What to do:
Output all of the records word for word and drop the images.

Data shown:
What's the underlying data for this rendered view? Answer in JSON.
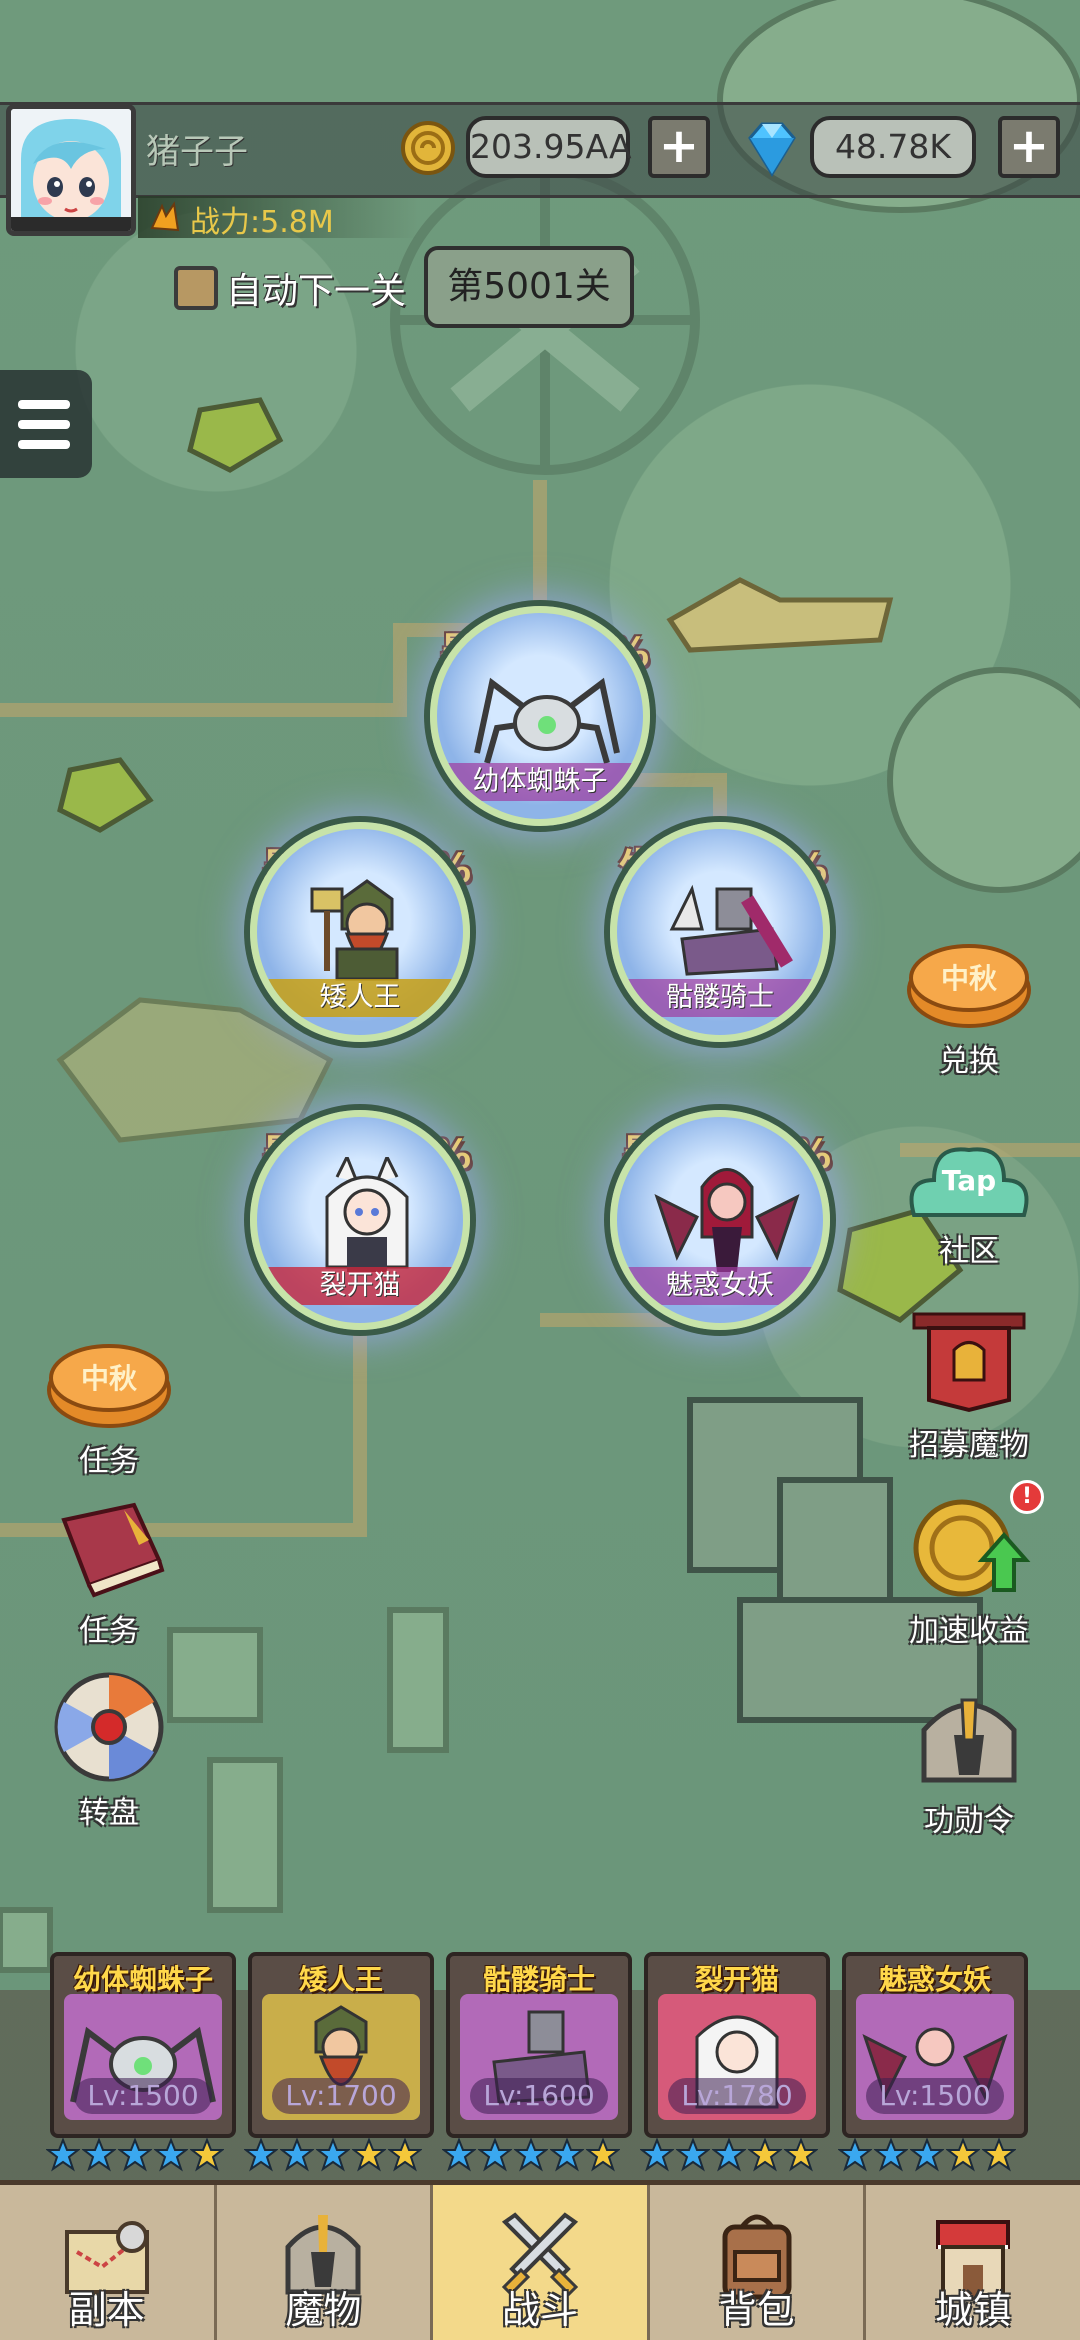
{
  "player": {
    "name": "猪子子",
    "power": "战力:5.8M"
  },
  "currency": {
    "gold": "203.95AA",
    "gems": "48.78K",
    "plus": "+"
  },
  "stage": {
    "auto_next_label": "自动下一关",
    "auto_next_checked": false,
    "current_stage": "第5001关"
  },
  "formation": [
    {
      "name": "幼体蜘蛛子",
      "bonus": "暴击+17%"
    },
    {
      "name": "矮人王",
      "bonus": "暴击+17%"
    },
    {
      "name": "骷髅骑士",
      "bonus": "生命+28%"
    },
    {
      "name": "裂开猫",
      "bonus": "暴击+17%"
    },
    {
      "name": "魅惑女妖",
      "bonus": "暴击+17%"
    }
  ],
  "left_side": [
    {
      "label": "任务",
      "icon": "mooncake-icon",
      "badge_text": "中秋"
    },
    {
      "label": "任务",
      "icon": "quest-book-icon"
    },
    {
      "label": "转盘",
      "icon": "wheel-icon"
    }
  ],
  "right_side": [
    {
      "label": "兑换",
      "icon": "mooncake-icon",
      "badge_text": "中秋"
    },
    {
      "label": "社区",
      "icon": "taptap-icon",
      "badge_text": "Tap"
    },
    {
      "label": "招募魔物",
      "icon": "banner-icon"
    },
    {
      "label": "加速收益",
      "icon": "coin-boost-icon",
      "alert": "!"
    },
    {
      "label": "功勋令",
      "icon": "helmet-icon"
    }
  ],
  "team": [
    {
      "name": "幼体蜘蛛子",
      "level": "Lv:1500",
      "stars_blue": 4,
      "stars_gold": 1
    },
    {
      "name": "矮人王",
      "level": "Lv:1700",
      "stars_blue": 3,
      "stars_gold": 2
    },
    {
      "name": "骷髅骑士",
      "level": "Lv:1600",
      "stars_blue": 4,
      "stars_gold": 1
    },
    {
      "name": "裂开猫",
      "level": "Lv:1780",
      "stars_blue": 3,
      "stars_gold": 2
    },
    {
      "name": "魅惑女妖",
      "level": "Lv:1500",
      "stars_blue": 3,
      "stars_gold": 2
    }
  ],
  "nav": [
    {
      "label": "副本",
      "icon": "map-scroll-icon",
      "active": false
    },
    {
      "label": "魔物",
      "icon": "helmet-icon",
      "active": false
    },
    {
      "label": "战斗",
      "icon": "crossed-swords-icon",
      "active": true
    },
    {
      "label": "背包",
      "icon": "backpack-icon",
      "active": false
    },
    {
      "label": "城镇",
      "icon": "shop-icon",
      "active": false
    }
  ],
  "colors": {
    "map_green": "#6f9a7c",
    "bonus_gold": "#ffd84a",
    "nav_active": "#f3d98a",
    "nav_bg": "#c9b89b"
  }
}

Solution for this problem:
What's the underlying data for this rendered view? Answer in JSON.
{
  "player": {
    "name": "猪子子",
    "power": "战力:5.8M"
  },
  "currency": {
    "gold": "203.95AA",
    "gems": "48.78K",
    "plus": "+"
  },
  "stage": {
    "auto_next_label": "自动下一关",
    "auto_next_checked": false,
    "current_stage": "第5001关"
  },
  "formation": [
    {
      "name": "幼体蜘蛛子",
      "bonus": "暴击+17%"
    },
    {
      "name": "矮人王",
      "bonus": "暴击+17%"
    },
    {
      "name": "骷髅骑士",
      "bonus": "生命+28%"
    },
    {
      "name": "裂开猫",
      "bonus": "暴击+17%"
    },
    {
      "name": "魅惑女妖",
      "bonus": "暴击+17%"
    }
  ],
  "left_side": [
    {
      "label": "任务",
      "icon": "mooncake-icon",
      "badge_text": "中秋"
    },
    {
      "label": "任务",
      "icon": "quest-book-icon"
    },
    {
      "label": "转盘",
      "icon": "wheel-icon"
    }
  ],
  "right_side": [
    {
      "label": "兑换",
      "icon": "mooncake-icon",
      "badge_text": "中秋"
    },
    {
      "label": "社区",
      "icon": "taptap-icon",
      "badge_text": "Tap"
    },
    {
      "label": "招募魔物",
      "icon": "banner-icon"
    },
    {
      "label": "加速收益",
      "icon": "coin-boost-icon",
      "alert": "!"
    },
    {
      "label": "功勋令",
      "icon": "helmet-icon"
    }
  ],
  "team": [
    {
      "name": "幼体蜘蛛子",
      "level": "Lv:1500",
      "stars_blue": 4,
      "stars_gold": 1
    },
    {
      "name": "矮人王",
      "level": "Lv:1700",
      "stars_blue": 3,
      "stars_gold": 2
    },
    {
      "name": "骷髅骑士",
      "level": "Lv:1600",
      "stars_blue": 4,
      "stars_gold": 1
    },
    {
      "name": "裂开猫",
      "level": "Lv:1780",
      "stars_blue": 3,
      "stars_gold": 2
    },
    {
      "name": "魅惑女妖",
      "level": "Lv:1500",
      "stars_blue": 3,
      "stars_gold": 2
    }
  ],
  "nav": [
    {
      "label": "副本",
      "icon": "map-scroll-icon",
      "active": false
    },
    {
      "label": "魔物",
      "icon": "helmet-icon",
      "active": false
    },
    {
      "label": "战斗",
      "icon": "crossed-swords-icon",
      "active": true
    },
    {
      "label": "背包",
      "icon": "backpack-icon",
      "active": false
    },
    {
      "label": "城镇",
      "icon": "shop-icon",
      "active": false
    }
  ],
  "colors": {
    "map_green": "#6f9a7c",
    "bonus_gold": "#ffd84a",
    "nav_active": "#f3d98a",
    "nav_bg": "#c9b89b"
  }
}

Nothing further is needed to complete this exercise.